Arrival in the Tobago Cays

As you enter the Northern Channel leading into the Tobago Cays, the cruising guides tell you to follow the range markers that will lead you in through the toughest part of the bay. Well, good luck finding these things! Their paint is severely faded, and unless the sun is well behind you, I don’t think you’ll see them. Neither Joy, who has eagle eyes, nor I, saw them until we were right up close. My advice is that you do your charting well ahead, look for the Baleine Rocks, the center of Mayreau, round the rocks, and follow the suggested course lines outlined in both the Doyle and Pavlidis guides. As long as you follow those routes, you’ll be fine, but your heart might race a little if wind is over 20 knots. Once in close you must use your eyes more than the charts as all the reefs and shallow water can easily be seen. The water is as clear as any we’ve ever seen.

Tobago Cays Range Marker
Tobago Cays Range Marker

The only negative aspects about the Tobago Cays are – they are extremely popular, they are very exposed, and the currents are extremely swift. We kept hoping for lighter winds, but we never saw less than 25 knots making it all but impossible for me to get Joy down into the dinghy. We tucked in close to the larger of the two cays, Petit Rameau, but our boat still weaved and swayed like a drunken sailor. The Tobago Cays are a national park and you are subject to a daily parks fee no matter where you anchor. Was it worth it? Sure, and we’ll visit again hopefully in calmer weather so we can anchor comfortably behind the reef and experience all these beautiful cays have to offer. 
Tobago Cays Reef Anchorage
Tobago Cays Reef Anchorage

Obtaining your national parks permit and paying the $15 fee take place all at the same time. The park rangers come right to your boat making it a very simple process. Most boats anchored on the east side of the cays tucked in behind the reefs, but we felt better, given the weather conditions, anchored with no one in front of us. I’d guess there were upwards of 50 boats anchored, some charter boats, a few cats, lots of aluminum hulled boats from the French territories, and an occasional captained day charter. The day after we left, we heard news of a man who had somehow gone overboard during the night. He wasn’t discovered missing until the morning, at least four hours after his partner had last seen him. The park rangers and St Vincent Coast Patrol were called, but they didn’t arrive for another four hours. To our knowledge, the man was never found, a chilling encounter to hear over the VHF.
Heading for Union Island in the Distance
Heading for Union Island in the Distance
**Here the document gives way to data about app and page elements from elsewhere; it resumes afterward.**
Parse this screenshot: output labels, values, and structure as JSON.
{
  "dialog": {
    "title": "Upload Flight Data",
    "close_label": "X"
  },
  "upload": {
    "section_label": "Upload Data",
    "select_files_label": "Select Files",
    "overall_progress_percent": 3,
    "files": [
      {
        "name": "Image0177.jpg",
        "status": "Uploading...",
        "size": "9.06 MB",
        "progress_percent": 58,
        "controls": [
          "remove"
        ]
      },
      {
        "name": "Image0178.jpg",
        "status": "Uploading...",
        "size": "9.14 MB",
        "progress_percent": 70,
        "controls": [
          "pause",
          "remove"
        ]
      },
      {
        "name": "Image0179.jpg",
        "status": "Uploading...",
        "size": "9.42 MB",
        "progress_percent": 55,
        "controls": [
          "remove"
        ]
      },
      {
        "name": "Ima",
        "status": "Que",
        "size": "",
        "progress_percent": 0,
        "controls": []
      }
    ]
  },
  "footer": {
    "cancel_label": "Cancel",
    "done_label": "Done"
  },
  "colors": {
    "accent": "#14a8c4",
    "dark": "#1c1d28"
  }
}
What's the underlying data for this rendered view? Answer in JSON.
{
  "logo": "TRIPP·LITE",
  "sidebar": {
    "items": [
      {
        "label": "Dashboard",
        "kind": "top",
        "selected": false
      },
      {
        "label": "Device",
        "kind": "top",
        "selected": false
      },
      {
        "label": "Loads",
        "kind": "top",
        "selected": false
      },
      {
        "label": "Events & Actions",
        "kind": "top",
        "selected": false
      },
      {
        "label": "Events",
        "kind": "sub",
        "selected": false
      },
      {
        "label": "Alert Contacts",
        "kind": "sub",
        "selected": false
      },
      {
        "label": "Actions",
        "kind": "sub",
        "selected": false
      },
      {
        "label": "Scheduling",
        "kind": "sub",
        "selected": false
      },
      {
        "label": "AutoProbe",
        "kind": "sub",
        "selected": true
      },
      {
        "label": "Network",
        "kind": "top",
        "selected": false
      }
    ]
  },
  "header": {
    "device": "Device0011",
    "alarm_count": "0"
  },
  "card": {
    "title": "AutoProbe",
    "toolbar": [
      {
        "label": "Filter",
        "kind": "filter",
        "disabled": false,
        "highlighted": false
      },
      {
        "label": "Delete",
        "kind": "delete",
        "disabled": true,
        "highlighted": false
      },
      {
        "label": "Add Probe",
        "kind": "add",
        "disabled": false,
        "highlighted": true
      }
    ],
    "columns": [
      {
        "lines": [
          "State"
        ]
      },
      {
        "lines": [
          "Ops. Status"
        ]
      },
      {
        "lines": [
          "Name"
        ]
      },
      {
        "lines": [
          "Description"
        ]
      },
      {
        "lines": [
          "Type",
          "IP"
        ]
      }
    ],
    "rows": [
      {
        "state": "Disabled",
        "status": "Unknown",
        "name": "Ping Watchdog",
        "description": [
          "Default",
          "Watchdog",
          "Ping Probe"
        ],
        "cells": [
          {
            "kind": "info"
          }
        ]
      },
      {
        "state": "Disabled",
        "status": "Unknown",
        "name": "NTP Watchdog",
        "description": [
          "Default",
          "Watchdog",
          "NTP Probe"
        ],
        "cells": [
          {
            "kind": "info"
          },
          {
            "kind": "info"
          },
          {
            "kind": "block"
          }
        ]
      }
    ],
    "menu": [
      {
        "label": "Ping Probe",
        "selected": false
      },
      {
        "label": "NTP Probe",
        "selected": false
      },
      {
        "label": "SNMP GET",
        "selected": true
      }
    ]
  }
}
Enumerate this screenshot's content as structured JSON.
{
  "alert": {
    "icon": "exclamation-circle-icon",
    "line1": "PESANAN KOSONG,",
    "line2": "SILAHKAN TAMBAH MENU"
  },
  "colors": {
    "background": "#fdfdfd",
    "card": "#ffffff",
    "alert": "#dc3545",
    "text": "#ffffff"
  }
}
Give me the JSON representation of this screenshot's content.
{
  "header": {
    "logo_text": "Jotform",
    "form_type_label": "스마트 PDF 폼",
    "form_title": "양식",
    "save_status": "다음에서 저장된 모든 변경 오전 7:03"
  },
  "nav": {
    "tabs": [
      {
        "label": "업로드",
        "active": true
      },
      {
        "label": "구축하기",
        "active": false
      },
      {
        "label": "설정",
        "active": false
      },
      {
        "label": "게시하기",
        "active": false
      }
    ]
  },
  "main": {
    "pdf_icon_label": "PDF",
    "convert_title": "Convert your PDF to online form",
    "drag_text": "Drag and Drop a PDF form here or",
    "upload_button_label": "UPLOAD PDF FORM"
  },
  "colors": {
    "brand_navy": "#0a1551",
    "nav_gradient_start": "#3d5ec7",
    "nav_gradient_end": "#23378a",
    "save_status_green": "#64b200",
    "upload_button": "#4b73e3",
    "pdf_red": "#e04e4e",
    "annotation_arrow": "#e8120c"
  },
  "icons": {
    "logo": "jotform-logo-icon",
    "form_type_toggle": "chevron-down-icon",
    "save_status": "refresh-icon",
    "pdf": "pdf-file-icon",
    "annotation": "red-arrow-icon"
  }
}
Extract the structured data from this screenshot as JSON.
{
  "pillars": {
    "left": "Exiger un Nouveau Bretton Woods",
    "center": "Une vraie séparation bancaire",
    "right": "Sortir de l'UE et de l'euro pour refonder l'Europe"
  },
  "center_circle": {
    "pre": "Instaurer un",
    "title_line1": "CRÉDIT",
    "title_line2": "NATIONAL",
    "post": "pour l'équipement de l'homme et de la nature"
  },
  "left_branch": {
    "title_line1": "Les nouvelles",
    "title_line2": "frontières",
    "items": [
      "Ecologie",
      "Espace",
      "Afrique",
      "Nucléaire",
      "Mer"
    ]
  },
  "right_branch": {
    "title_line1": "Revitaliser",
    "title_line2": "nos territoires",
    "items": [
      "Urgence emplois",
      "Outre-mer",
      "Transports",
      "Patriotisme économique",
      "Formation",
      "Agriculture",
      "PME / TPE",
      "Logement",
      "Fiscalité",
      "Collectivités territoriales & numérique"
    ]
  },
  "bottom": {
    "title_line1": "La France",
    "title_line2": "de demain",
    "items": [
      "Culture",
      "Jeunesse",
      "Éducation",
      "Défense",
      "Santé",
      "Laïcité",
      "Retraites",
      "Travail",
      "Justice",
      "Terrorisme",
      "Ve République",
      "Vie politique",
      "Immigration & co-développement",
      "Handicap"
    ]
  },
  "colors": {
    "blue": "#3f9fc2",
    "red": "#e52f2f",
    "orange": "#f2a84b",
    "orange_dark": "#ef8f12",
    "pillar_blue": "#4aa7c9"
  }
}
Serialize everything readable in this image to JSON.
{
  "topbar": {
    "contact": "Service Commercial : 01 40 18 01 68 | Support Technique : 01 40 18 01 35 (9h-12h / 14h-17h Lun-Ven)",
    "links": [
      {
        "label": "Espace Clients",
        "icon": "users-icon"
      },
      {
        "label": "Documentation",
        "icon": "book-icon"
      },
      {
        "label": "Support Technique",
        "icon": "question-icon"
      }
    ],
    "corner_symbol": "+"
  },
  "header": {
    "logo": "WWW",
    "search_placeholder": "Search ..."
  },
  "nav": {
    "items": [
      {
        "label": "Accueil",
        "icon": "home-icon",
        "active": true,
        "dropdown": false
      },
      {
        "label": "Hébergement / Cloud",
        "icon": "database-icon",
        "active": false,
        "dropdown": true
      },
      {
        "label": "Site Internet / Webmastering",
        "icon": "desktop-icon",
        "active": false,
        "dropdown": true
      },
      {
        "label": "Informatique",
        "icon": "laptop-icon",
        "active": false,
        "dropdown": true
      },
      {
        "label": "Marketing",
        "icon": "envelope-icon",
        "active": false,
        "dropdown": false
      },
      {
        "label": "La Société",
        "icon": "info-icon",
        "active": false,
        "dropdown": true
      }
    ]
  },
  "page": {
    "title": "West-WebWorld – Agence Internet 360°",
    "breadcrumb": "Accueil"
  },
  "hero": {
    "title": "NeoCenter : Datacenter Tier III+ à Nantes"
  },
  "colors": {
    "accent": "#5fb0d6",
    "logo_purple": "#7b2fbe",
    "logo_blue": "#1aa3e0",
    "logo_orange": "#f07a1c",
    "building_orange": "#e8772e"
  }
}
The southern passage to Union Island takes you through a tricky reef lined channel, and neither I nor any of the cruising guides would recommend this passage for most folks on a day like this. 

Check out Union Island